**Work required**
Pull out every line below that holds the word "Manager".

═══ Material to process

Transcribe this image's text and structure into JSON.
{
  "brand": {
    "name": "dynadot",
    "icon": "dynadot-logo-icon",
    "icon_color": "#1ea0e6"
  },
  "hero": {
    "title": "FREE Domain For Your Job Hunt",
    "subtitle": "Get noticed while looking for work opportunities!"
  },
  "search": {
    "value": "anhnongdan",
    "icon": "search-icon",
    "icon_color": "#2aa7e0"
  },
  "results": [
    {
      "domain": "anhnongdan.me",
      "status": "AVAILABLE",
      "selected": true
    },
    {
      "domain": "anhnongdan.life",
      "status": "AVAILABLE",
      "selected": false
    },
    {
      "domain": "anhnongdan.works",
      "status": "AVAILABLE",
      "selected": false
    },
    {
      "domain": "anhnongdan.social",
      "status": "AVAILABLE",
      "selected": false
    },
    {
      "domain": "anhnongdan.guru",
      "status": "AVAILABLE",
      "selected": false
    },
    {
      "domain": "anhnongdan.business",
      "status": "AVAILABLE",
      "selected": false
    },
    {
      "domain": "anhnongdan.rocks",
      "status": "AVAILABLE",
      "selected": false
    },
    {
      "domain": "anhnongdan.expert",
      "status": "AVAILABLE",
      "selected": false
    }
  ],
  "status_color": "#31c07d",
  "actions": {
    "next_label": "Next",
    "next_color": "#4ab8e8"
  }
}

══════
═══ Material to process

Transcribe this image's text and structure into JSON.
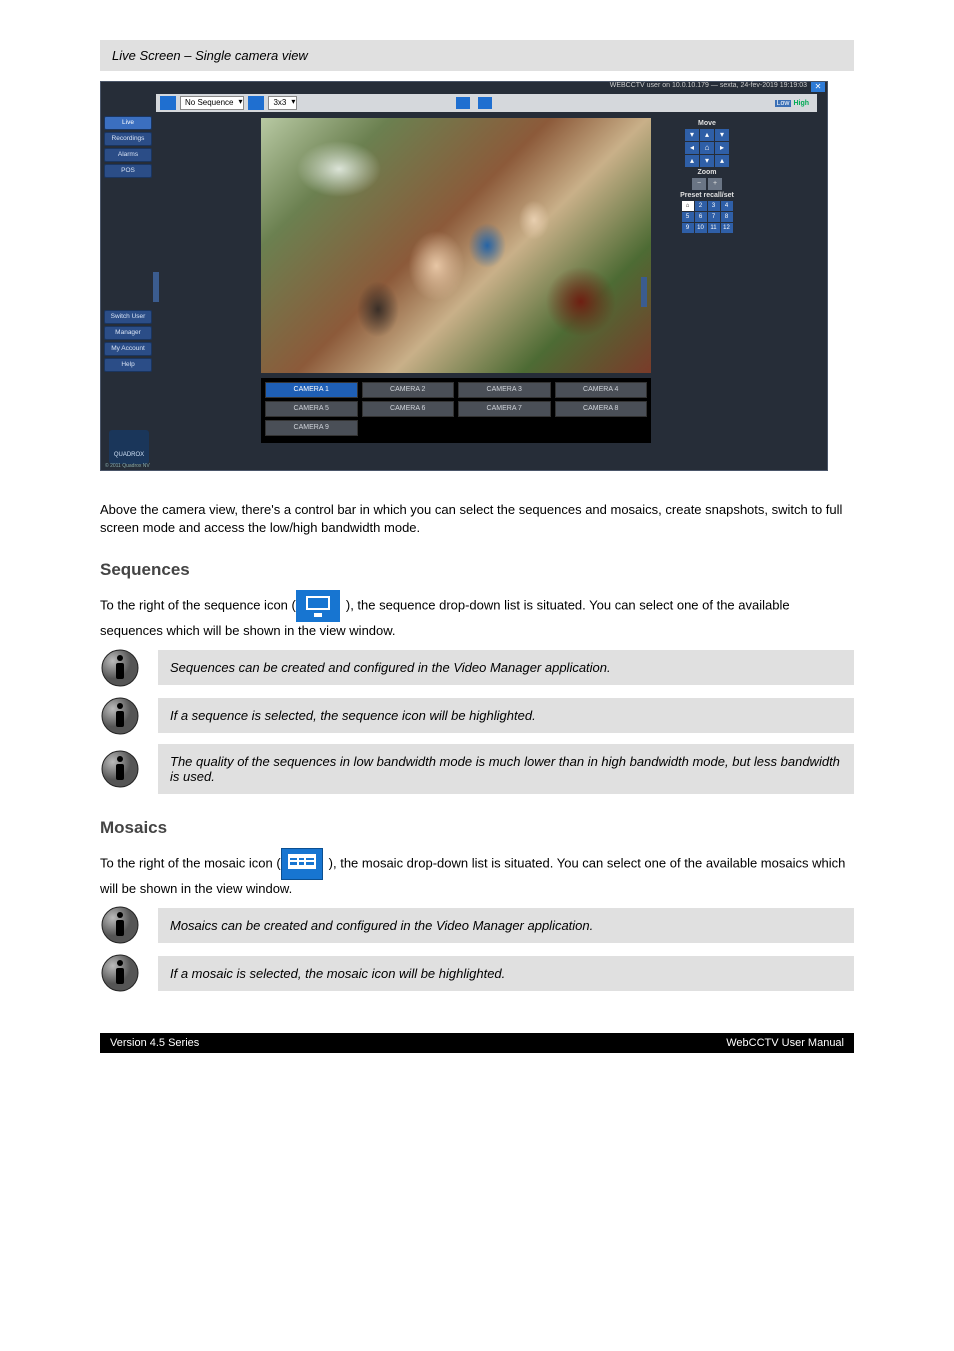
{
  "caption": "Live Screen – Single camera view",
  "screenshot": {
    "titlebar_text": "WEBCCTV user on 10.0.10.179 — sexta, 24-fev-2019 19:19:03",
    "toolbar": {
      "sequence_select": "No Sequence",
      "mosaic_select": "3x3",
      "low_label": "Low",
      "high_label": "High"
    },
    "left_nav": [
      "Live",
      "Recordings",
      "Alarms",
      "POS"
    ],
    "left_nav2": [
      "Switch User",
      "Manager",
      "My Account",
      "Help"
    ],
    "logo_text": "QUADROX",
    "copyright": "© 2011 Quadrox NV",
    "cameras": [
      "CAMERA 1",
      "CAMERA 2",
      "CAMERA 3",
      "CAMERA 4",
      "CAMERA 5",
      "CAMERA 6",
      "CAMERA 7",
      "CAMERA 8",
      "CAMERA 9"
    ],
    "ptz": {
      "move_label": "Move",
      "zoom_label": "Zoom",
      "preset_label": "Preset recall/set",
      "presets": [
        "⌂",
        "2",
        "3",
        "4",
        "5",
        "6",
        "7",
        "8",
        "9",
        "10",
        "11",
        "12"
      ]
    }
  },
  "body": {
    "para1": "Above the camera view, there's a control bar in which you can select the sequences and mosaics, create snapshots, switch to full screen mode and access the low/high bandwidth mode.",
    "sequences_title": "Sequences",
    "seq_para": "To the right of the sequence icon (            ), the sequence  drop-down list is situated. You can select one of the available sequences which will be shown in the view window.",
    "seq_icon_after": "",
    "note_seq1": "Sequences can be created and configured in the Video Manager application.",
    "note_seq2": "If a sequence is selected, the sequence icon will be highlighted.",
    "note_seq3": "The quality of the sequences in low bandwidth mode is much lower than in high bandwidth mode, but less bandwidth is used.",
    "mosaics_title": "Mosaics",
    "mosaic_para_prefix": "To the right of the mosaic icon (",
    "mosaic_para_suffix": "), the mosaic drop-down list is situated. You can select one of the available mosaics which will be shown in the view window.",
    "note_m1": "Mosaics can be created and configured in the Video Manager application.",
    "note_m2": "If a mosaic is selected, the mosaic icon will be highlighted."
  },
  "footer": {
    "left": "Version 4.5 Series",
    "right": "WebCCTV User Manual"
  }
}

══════

**Response area**
      "Manager",
    "note_seq1": "Sequences can be created and configured in the Video Manager application.",
    "note_m1": "Mosaics can be created and configured in the Video Manager application.",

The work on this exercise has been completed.